## Work to be completed
Reproduce the records that follow exactly as they appear.

[Web page and app entries]
* * * * * * * * *
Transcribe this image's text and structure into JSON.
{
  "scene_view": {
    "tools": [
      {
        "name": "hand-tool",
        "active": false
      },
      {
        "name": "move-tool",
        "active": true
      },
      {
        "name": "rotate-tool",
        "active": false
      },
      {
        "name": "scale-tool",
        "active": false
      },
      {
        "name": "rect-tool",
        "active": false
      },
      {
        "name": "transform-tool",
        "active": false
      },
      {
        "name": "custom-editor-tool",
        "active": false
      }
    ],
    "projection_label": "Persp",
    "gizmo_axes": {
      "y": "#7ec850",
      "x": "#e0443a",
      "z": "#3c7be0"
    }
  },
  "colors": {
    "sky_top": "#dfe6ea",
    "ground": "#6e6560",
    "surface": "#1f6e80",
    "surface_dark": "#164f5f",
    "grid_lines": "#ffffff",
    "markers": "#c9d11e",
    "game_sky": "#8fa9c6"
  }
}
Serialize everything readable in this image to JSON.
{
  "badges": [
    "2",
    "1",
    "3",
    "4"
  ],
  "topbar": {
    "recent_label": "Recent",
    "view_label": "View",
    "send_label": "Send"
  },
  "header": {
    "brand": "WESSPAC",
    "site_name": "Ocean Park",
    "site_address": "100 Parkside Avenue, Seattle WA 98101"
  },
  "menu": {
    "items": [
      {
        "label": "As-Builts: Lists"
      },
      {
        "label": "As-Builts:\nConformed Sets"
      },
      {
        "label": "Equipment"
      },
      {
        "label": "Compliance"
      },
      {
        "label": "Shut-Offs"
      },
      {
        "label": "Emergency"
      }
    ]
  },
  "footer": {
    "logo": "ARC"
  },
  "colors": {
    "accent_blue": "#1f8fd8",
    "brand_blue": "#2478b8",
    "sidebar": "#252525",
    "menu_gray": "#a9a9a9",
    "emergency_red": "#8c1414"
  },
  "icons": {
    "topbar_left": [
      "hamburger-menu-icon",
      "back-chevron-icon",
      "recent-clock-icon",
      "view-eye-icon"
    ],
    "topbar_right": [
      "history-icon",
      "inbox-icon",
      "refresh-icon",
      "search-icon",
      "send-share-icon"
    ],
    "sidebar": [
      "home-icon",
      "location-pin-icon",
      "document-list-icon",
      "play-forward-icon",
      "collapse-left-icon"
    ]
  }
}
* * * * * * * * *
## Task output
Transcribe this image's text and structure into JSON.
{
  "scene_view": {
    "tools": [
      {
        "name": "hand-tool",
        "active": false
      },
      {
        "name": "move-tool",
        "active": true
      },
      {
        "name": "rotate-tool",
        "active": false
      },
      {
        "name": "scale-tool",
        "active": false
      },
      {
        "name": "rect-tool",
        "active": false
      },
      {
        "name": "transform-tool",
        "active": false
      },
      {
        "name": "custom-editor-tool",
        "active": false
      }
    ],
    "projection_label": "Persp",
    "gizmo_axes": {
      "y": "#7ec850",
      "x": "#e0443a",
      "z": "#3c7be0"
    }
  },
  "colors": {
    "sky_top": "#dfe6ea",
    "ground": "#6e6560",
    "surface": "#1f6e80",
    "surface_dark": "#164f5f",
    "grid_lines": "#ffffff",
    "markers": "#c9d11e",
    "game_sky": "#8fa9c6"
  }
}
Serialize everything readable in this image to JSON.
{
  "badges": [
    "2",
    "1",
    "3",
    "4"
  ],
  "topbar": {
    "recent_label": "Recent",
    "view_label": "View",
    "send_label": "Send"
  },
  "header": {
    "brand": "WESSPAC",
    "site_name": "Ocean Park",
    "site_address": "100 Parkside Avenue, Seattle WA 98101"
  },
  "menu": {
    "items": [
      {
        "label": "As-Builts: Lists"
      },
      {
        "label": "As-Builts:\nConformed Sets"
      },
      {
        "label": "Equipment"
      },
      {
        "label": "Compliance"
      },
      {
        "label": "Shut-Offs"
      },
      {
        "label": "Emergency"
      }
    ]
  },
  "footer": {
    "logo": "ARC"
  },
  "colors": {
    "accent_blue": "#1f8fd8",
    "brand_blue": "#2478b8",
    "sidebar": "#252525",
    "menu_gray": "#a9a9a9",
    "emergency_red": "#8c1414"
  },
  "icons": {
    "topbar_left": [
      "hamburger-menu-icon",
      "back-chevron-icon",
      "recent-clock-icon",
      "view-eye-icon"
    ],
    "topbar_right": [
      "history-icon",
      "inbox-icon",
      "refresh-icon",
      "search-icon",
      "send-share-icon"
    ],
    "sidebar": [
      "home-icon",
      "location-pin-icon",
      "document-list-icon",
      "play-forward-icon",
      "collapse-left-icon"
    ]
  }
}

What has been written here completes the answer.